A special court in Bangladesh has sentenced at least 152 soldiers to death over a bloody border guard mutiny in 2009.
The court also sentenced another 160 people to life in prison, including a former member of the main opposition Bangladesh Nationalist Party.
Around 850 people had been accused of involvement in the bloody rampage that broke out in the capital Dhaka.
It quickly spread to a dozen other towns and left 74 people dead.
Prosecutor Mosharraf Hossain Kajol confirmed the court had sentenced 152 people to death.
"The court announced the death sentence to them for the heinous killing of the country's brave sons," he said.
The court also acquitted 171 soldiers, while others got jail terms of up to ten years and fines.
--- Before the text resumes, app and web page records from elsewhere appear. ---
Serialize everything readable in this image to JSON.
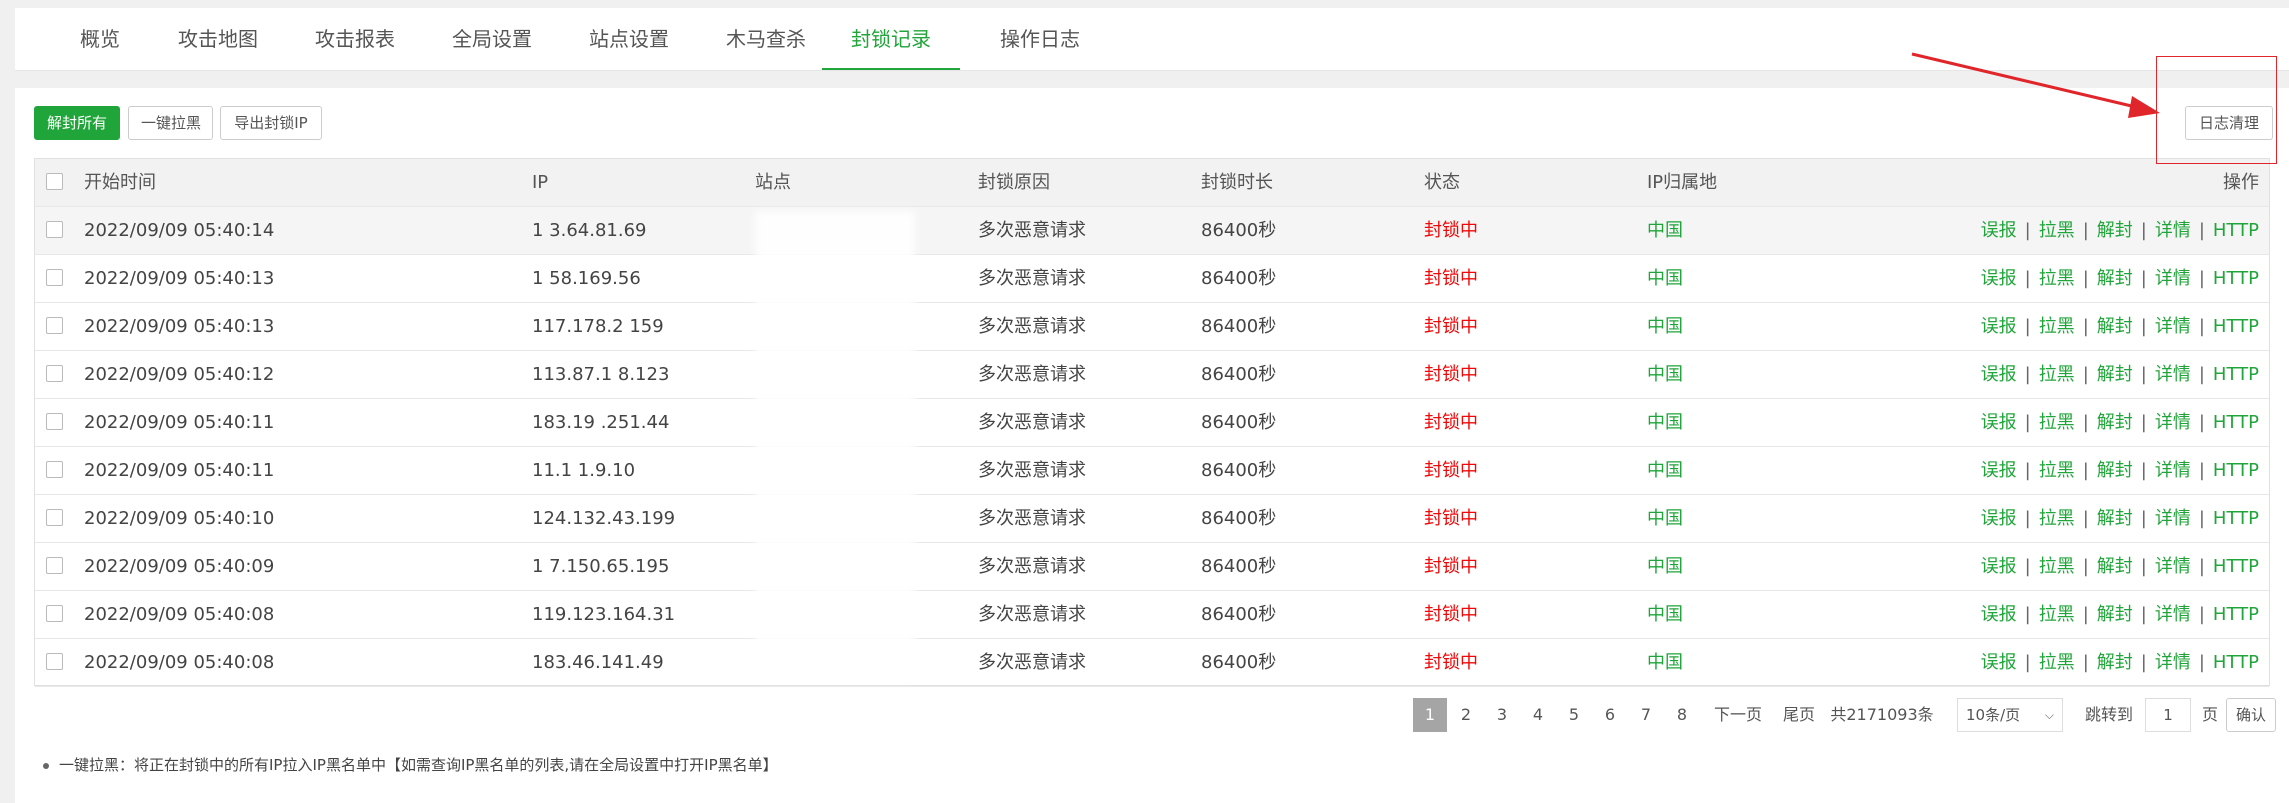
{
  "tabs": [
    {
      "label": "概览",
      "active": false
    },
    {
      "label": "攻击地图",
      "active": false
    },
    {
      "label": "攻击报表",
      "active": false
    },
    {
      "label": "全局设置",
      "active": false
    },
    {
      "label": "站点设置",
      "active": false
    },
    {
      "label": "木马查杀",
      "active": false
    },
    {
      "label": "封锁记录",
      "active": true
    },
    {
      "label": "操作日志",
      "active": false
    }
  ],
  "toolbar": {
    "unblock_all": "解封所有",
    "blacklist_all": "一键拉黑",
    "export_ip": "导出封锁IP",
    "log_clean": "日志清理"
  },
  "table": {
    "headers": {
      "start_time": "开始时间",
      "ip": "IP",
      "site": "站点",
      "reason": "封锁原因",
      "duration": "封锁时长",
      "status": "状态",
      "ip_location": "IP归属地",
      "actions": "操作"
    },
    "rows": [
      {
        "time": "2022/09/09 05:40:14",
        "ip": "1 3.64.81.69",
        "reason": "多次恶意请求",
        "duration": "86400秒",
        "status": "封锁中",
        "location": "中国"
      },
      {
        "time": "2022/09/09 05:40:13",
        "ip": "1 58.169.56",
        "reason": "多次恶意请求",
        "duration": "86400秒",
        "status": "封锁中",
        "location": "中国"
      },
      {
        "time": "2022/09/09 05:40:13",
        "ip": "117.178.2 159",
        "reason": "多次恶意请求",
        "duration": "86400秒",
        "status": "封锁中",
        "location": "中国"
      },
      {
        "time": "2022/09/09 05:40:12",
        "ip": "113.87.1 8.123",
        "reason": "多次恶意请求",
        "duration": "86400秒",
        "status": "封锁中",
        "location": "中国"
      },
      {
        "time": "2022/09/09 05:40:11",
        "ip": "183.19 .251.44",
        "reason": "多次恶意请求",
        "duration": "86400秒",
        "status": "封锁中",
        "location": "中国"
      },
      {
        "time": "2022/09/09 05:40:11",
        "ip": "11.1 1.9.10",
        "reason": "多次恶意请求",
        "duration": "86400秒",
        "status": "封锁中",
        "location": "中国"
      },
      {
        "time": "2022/09/09 05:40:10",
        "ip": "124.132.43.199",
        "reason": "多次恶意请求",
        "duration": "86400秒",
        "status": "封锁中",
        "location": "中国"
      },
      {
        "time": "2022/09/09 05:40:09",
        "ip": "1 7.150.65.195",
        "reason": "多次恶意请求",
        "duration": "86400秒",
        "status": "封锁中",
        "location": "中国"
      },
      {
        "time": "2022/09/09 05:40:08",
        "ip": "119.123.164.31",
        "reason": "多次恶意请求",
        "duration": "86400秒",
        "status": "封锁中",
        "location": "中国"
      },
      {
        "time": "2022/09/09 05:40:08",
        "ip": "183.46.141.49",
        "reason": "多次恶意请求",
        "duration": "86400秒",
        "status": "封锁中",
        "location": "中国"
      }
    ],
    "row_actions": [
      "误报",
      "拉黑",
      "解封",
      "详情",
      "HTTP"
    ],
    "action_separator": "|"
  },
  "pagination": {
    "pages": [
      "1",
      "2",
      "3",
      "4",
      "5",
      "6",
      "7",
      "8"
    ],
    "current": "1",
    "next": "下一页",
    "last": "尾页",
    "total": "共2171093条",
    "per_page": "10条/页",
    "jump_label": "跳转到",
    "jump_value": "1",
    "page_unit": "页",
    "confirm": "确认"
  },
  "note": "一键拉黑：将正在封锁中的所有IP拉入IP黑名单中【如需查询IP黑名单的列表,请在全局设置中打开IP黑名单】",
  "colors": {
    "accent": "#20a53a",
    "danger": "#ef0808",
    "annotation": "#e0262a"
  }
}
Grievances over different facilities for army and border guards led to the mutiny, Judge Mohammad Akhtaruzzaman said in comments accompanying the verdict.
"It also aimed to tarnish the image of the army in the outside world, where it has built up a reputation in performing UN peacekeeping duties," he added.
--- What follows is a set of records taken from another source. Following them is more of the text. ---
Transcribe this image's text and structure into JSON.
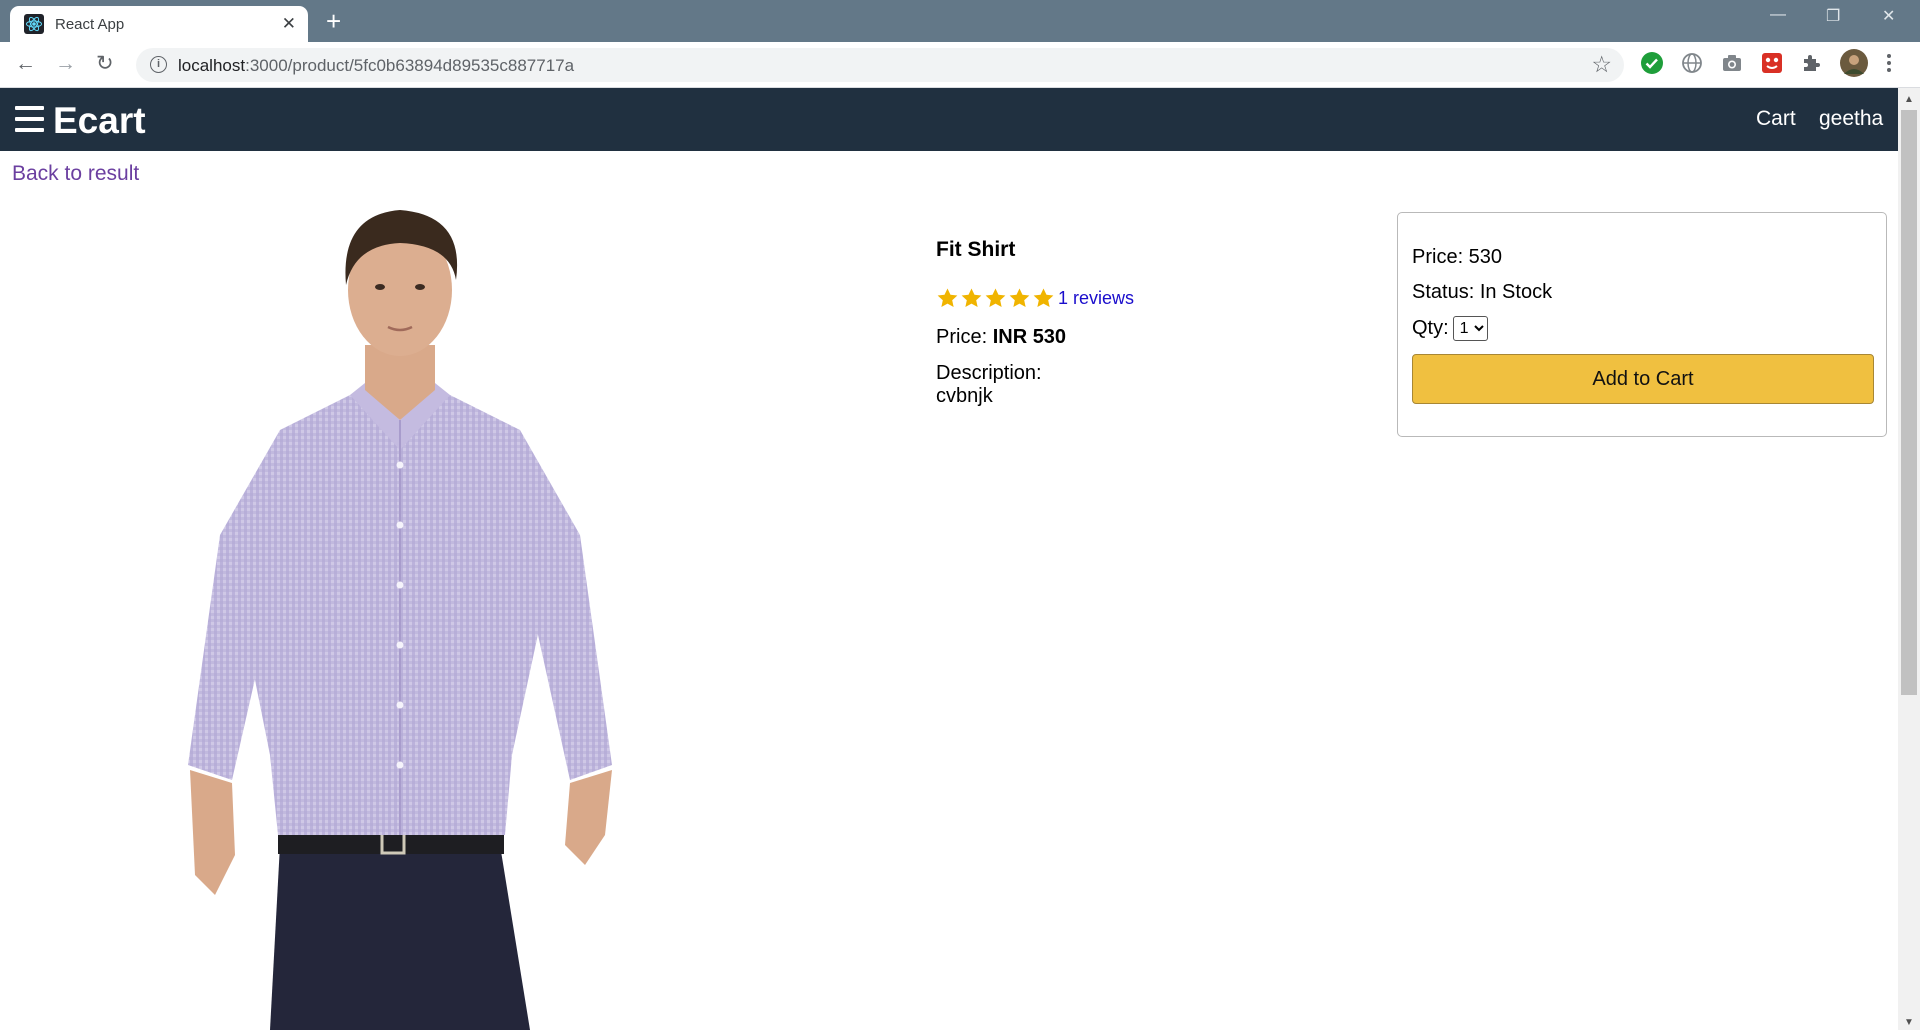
{
  "browser": {
    "tab_title": "React App",
    "tab_close": "✕",
    "new_tab": "+",
    "url_host": "localhost",
    "url_path": ":3000/product/5fc0b63894d89535c887717a",
    "window_controls": {
      "minimize": "—",
      "restore": "❐",
      "close": "✕"
    },
    "nav": {
      "back": "←",
      "forward": "→",
      "reload": "↻"
    },
    "icons": [
      "info-icon",
      "bookmark-star-icon",
      "extension-check-icon",
      "extension-globe-icon",
      "extension-camera-icon",
      "extension-red-icon",
      "extensions-puzzle-icon",
      "profile-avatar",
      "kebab-menu-icon"
    ]
  },
  "header": {
    "brand": "Ecart",
    "cart_link": "Cart",
    "user_link": "geetha"
  },
  "back_link": "Back to result",
  "product": {
    "name": "Fit Shirt",
    "rating": 5,
    "rating_max": 5,
    "reviews_text": "1 reviews",
    "price_label": "Price:",
    "price_value": "INR 530",
    "description_label": "Description:",
    "description": "cvbnjk",
    "star_color": "#f0b400"
  },
  "action_card": {
    "price_text": "Price: 530",
    "status_text": "Status: In Stock",
    "qty_label": "Qty:",
    "qty_selected": "1",
    "add_to_cart": "Add to Cart",
    "button_color": "#f0c040"
  },
  "colors": {
    "header_bg": "#203040",
    "tabbar_bg": "#637888",
    "link_purple": "#6b3fa0"
  }
}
The mutiny shook the stability of Prime Minister Sheikh Hasina's newly elected government, which ended the revolt by negotiating a settlement.
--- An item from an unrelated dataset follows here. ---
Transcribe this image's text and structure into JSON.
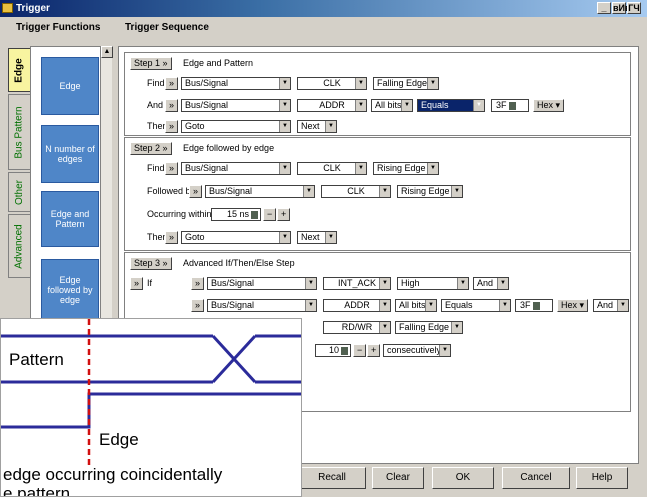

The then chief of the roughly 48,000-strong paramilitary force was among those killed in the 33-hour rampage.
Others included 57 top and middle-ranking army officers deputed to the force, as well as several civilians.